After living in various places throughout Florida, the Southwest United States and Mexico, the couple moved to Ormond Beach from Tallahassee. Before the move, Fred Samuelson was leading workshops at the Art League of Daytona Beach from their home in Tallahassee.
Samuelson teaches a technique with watercolor washes called “drip and splash.” The artist drips washes of color through tissues onto a canvas, keeping a theme in mind. Then, the artist studies the images left by the tissues and paints toward the theme using more paint and pastel pencils.
This technique “energizes the imagination,” he said. “Students love it.”
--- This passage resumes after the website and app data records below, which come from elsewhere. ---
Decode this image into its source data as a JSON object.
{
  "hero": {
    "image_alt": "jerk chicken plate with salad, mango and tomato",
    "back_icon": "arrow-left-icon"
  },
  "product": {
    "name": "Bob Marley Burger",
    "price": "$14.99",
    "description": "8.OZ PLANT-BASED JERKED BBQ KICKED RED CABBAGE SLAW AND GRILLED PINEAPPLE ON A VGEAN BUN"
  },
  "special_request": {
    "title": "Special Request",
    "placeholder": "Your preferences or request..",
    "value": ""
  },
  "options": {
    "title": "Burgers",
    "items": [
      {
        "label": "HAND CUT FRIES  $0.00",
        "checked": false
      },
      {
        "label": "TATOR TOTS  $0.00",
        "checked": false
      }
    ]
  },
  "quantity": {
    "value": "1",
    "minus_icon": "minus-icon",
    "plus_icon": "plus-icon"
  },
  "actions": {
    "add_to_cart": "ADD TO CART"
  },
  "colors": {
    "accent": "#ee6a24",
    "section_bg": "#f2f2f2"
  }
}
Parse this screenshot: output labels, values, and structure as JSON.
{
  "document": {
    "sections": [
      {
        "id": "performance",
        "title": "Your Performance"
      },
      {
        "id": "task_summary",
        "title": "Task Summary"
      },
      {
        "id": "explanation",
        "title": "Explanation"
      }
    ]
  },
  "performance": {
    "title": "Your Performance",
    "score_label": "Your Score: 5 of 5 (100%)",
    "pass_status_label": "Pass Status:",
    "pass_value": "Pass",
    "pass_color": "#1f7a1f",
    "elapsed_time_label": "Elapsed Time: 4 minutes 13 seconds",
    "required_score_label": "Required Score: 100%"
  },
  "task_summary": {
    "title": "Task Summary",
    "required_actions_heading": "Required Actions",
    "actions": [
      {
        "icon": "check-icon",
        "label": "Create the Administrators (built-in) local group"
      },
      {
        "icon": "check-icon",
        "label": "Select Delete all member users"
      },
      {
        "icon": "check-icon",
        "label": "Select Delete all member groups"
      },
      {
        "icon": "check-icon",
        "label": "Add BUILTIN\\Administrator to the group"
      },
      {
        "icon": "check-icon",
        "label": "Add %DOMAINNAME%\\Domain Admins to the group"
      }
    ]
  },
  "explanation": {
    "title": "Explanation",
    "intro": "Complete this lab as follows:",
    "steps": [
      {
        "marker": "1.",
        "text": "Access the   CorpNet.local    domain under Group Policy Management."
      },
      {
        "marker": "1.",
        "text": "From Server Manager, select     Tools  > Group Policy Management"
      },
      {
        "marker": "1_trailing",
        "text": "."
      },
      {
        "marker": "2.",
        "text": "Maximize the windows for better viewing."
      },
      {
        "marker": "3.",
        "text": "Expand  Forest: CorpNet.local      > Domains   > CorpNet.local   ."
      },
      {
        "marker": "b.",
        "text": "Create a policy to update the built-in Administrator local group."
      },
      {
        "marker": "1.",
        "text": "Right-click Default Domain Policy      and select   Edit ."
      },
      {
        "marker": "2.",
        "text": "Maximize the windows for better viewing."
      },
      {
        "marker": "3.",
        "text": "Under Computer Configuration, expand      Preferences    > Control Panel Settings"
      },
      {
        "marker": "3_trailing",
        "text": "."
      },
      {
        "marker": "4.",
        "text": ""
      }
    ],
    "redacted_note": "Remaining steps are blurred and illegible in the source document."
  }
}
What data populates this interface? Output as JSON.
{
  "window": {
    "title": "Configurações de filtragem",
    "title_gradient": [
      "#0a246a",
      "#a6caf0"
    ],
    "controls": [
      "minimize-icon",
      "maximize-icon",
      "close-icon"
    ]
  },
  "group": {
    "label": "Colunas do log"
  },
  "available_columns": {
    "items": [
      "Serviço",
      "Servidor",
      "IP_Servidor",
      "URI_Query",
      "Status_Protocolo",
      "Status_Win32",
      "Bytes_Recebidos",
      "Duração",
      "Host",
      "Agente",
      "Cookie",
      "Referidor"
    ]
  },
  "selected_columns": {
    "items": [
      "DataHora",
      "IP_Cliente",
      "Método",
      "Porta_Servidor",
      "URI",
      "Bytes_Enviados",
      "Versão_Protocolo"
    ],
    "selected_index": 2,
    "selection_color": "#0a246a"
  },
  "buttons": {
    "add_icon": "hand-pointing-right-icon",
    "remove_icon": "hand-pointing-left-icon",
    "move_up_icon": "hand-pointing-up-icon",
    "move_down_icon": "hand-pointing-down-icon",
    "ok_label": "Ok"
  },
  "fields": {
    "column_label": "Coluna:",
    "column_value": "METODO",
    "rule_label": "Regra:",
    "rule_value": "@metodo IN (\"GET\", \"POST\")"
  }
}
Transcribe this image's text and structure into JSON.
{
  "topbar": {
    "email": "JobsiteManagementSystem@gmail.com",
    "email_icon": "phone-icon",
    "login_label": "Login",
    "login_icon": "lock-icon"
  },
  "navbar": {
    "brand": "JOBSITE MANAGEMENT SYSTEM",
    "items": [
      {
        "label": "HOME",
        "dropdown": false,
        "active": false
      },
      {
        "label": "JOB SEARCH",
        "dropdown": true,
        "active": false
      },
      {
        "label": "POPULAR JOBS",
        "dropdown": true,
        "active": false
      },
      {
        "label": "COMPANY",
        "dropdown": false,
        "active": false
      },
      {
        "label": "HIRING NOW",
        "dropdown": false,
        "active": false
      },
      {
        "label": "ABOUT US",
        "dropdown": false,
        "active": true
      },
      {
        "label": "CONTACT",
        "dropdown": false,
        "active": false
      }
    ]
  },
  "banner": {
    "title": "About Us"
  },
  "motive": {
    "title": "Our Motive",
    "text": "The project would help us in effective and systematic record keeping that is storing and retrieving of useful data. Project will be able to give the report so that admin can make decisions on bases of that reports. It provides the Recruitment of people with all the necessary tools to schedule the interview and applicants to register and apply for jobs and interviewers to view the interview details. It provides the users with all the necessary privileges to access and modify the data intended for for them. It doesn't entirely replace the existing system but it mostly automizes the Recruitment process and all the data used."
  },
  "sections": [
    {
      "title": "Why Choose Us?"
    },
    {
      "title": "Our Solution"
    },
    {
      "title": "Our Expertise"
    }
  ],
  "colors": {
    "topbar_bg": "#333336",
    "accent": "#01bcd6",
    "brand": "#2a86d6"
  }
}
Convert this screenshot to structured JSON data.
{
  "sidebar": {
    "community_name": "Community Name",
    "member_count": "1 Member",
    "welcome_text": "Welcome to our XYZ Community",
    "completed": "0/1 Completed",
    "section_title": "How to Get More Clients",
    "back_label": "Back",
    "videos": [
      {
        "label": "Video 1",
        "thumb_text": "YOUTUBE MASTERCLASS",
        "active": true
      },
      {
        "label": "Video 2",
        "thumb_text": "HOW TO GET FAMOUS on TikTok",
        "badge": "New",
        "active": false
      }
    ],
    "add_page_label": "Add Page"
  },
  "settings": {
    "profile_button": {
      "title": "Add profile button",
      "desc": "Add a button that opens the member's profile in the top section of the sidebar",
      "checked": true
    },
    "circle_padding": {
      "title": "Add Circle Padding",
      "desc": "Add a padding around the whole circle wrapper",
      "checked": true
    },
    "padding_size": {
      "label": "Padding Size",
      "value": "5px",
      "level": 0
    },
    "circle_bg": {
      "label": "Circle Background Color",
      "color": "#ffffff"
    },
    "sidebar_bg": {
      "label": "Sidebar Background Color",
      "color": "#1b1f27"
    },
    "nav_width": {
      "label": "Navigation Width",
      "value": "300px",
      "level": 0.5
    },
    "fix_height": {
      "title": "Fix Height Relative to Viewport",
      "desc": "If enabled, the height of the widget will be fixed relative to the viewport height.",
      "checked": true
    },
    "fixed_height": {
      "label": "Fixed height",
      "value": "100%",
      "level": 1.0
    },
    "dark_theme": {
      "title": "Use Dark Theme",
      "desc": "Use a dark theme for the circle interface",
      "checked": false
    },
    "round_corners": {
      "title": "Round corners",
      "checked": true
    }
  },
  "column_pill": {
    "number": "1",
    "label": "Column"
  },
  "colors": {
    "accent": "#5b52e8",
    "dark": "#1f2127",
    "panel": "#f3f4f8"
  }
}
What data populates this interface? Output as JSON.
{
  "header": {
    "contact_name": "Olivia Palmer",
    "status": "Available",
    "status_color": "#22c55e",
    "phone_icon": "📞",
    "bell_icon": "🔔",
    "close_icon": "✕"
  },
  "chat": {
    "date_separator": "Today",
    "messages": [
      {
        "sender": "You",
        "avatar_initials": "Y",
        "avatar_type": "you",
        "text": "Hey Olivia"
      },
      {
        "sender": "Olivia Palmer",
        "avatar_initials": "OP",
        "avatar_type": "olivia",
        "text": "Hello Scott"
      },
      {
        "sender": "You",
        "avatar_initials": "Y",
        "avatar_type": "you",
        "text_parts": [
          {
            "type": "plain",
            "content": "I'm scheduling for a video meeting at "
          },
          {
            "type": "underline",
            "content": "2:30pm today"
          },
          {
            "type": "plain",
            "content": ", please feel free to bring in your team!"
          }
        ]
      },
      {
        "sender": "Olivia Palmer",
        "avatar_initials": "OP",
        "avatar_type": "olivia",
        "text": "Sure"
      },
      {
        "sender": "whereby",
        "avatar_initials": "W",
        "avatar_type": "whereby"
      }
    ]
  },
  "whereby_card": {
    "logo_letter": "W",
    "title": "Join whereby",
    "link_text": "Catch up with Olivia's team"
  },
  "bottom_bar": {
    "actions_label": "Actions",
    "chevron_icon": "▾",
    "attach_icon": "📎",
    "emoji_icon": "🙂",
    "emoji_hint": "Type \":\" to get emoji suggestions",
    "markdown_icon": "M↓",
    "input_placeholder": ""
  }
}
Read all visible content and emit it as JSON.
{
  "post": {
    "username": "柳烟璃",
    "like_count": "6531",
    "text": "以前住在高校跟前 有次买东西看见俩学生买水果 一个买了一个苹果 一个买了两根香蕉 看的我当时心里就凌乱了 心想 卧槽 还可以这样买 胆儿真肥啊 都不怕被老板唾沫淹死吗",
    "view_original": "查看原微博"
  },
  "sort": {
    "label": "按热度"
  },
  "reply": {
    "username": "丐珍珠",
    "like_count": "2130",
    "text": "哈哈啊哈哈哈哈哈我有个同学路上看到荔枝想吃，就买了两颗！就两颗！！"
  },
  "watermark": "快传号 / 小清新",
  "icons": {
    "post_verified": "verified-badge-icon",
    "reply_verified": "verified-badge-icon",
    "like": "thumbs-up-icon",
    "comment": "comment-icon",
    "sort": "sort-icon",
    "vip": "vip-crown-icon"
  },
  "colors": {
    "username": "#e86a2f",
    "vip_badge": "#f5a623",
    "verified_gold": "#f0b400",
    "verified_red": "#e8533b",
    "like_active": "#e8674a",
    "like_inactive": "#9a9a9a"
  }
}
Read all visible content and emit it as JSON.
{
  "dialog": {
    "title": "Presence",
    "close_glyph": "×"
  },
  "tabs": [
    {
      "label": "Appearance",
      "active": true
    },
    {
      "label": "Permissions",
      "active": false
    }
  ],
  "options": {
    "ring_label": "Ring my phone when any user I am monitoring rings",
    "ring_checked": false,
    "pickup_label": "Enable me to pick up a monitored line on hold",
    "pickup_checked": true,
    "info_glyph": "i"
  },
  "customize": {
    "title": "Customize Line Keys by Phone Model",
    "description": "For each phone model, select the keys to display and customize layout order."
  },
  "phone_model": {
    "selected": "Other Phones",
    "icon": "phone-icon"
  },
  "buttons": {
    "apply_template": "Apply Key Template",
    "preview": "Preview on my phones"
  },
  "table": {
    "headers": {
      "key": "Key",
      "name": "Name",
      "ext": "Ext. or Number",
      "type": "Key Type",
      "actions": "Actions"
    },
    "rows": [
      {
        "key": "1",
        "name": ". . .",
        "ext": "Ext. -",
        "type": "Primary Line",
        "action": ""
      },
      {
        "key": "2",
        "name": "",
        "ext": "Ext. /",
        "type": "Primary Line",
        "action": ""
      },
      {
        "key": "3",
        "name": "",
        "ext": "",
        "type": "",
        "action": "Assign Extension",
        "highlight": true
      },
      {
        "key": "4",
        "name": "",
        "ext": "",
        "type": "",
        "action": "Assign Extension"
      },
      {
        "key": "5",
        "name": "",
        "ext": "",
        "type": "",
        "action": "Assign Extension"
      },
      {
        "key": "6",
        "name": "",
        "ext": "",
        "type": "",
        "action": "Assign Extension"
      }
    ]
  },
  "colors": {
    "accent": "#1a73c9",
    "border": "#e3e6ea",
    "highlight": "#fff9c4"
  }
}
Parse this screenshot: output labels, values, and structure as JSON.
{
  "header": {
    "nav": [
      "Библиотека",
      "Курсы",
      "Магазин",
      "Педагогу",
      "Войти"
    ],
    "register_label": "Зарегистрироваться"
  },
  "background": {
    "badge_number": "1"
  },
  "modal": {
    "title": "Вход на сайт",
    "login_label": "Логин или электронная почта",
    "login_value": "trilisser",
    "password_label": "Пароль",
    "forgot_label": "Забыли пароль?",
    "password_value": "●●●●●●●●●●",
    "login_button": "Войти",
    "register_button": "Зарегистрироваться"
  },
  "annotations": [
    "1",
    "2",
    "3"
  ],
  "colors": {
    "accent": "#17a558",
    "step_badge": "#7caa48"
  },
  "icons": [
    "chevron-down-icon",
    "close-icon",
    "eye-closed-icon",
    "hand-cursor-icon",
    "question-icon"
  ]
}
Fred Samuelson, with a master of fine arts degree from the Art Institute of Chicago, has owned galleries and taught for years at the San Antonio Art Institute, as well as the Instituto Allende, in Mexico. He has also won several awards and been featured in “Who’s Who in American Art,” since 1962.
Rose Ann Samuelson, who earned a bachelor of fine arts degree from Ringling School of Art and Design, in Sarasota, when she was 40 years old, teaches figure painting. Throughout most of her career, she's sold her work at art festivals, and she also has a long list of awards and acknowledgements to her credit.
Originally an actress and singer, she performed with the Titusville Little Theater Group until going to art school.
“I had always been able to draw,” she said. “When I was a little girl, I drew on the wallpaper until my mother bought me a paint set.”
Both artists deny being retired.
“Artists never retire,” she said. “Other people retire and want to start painting, so we teach them.”